● WHAT YOU SHOULD DO
Return the listing exactly. Keep no pictures.

● MATERIAL TO PROCESS
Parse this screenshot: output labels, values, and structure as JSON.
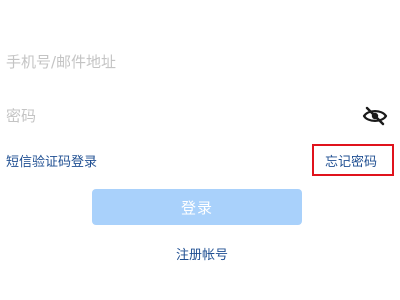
{
  "login_form": {
    "phone_email": {
      "placeholder": "手机号/邮件地址",
      "value": ""
    },
    "password": {
      "placeholder": "密码",
      "value": "",
      "visibility_icon": "eye-off-icon"
    },
    "sms_login_link": "短信验证码登录",
    "forgot_password_link": "忘记密码",
    "login_button": "登录",
    "register_link": "注册帐号"
  },
  "colors": {
    "link": "#1f4f92",
    "login_button_disabled": "#a9d1fb",
    "highlight_box": "#e0131c",
    "placeholder": "#c4c4c4"
  }
}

● TASK RESPONSE
Parse this screenshot: output labels, values, and structure as JSON.
{
  "login_form": {
    "phone_email": {
      "placeholder": "手机号/邮件地址",
      "value": ""
    },
    "password": {
      "placeholder": "密码",
      "value": "",
      "visibility_icon": "eye-off-icon"
    },
    "sms_login_link": "短信验证码登录",
    "forgot_password_link": "忘记密码",
    "login_button": "登录",
    "register_link": "注册帐号"
  },
  "colors": {
    "link": "#1f4f92",
    "login_button_disabled": "#a9d1fb",
    "highlight_box": "#e0131c",
    "placeholder": "#c4c4c4"
  }
}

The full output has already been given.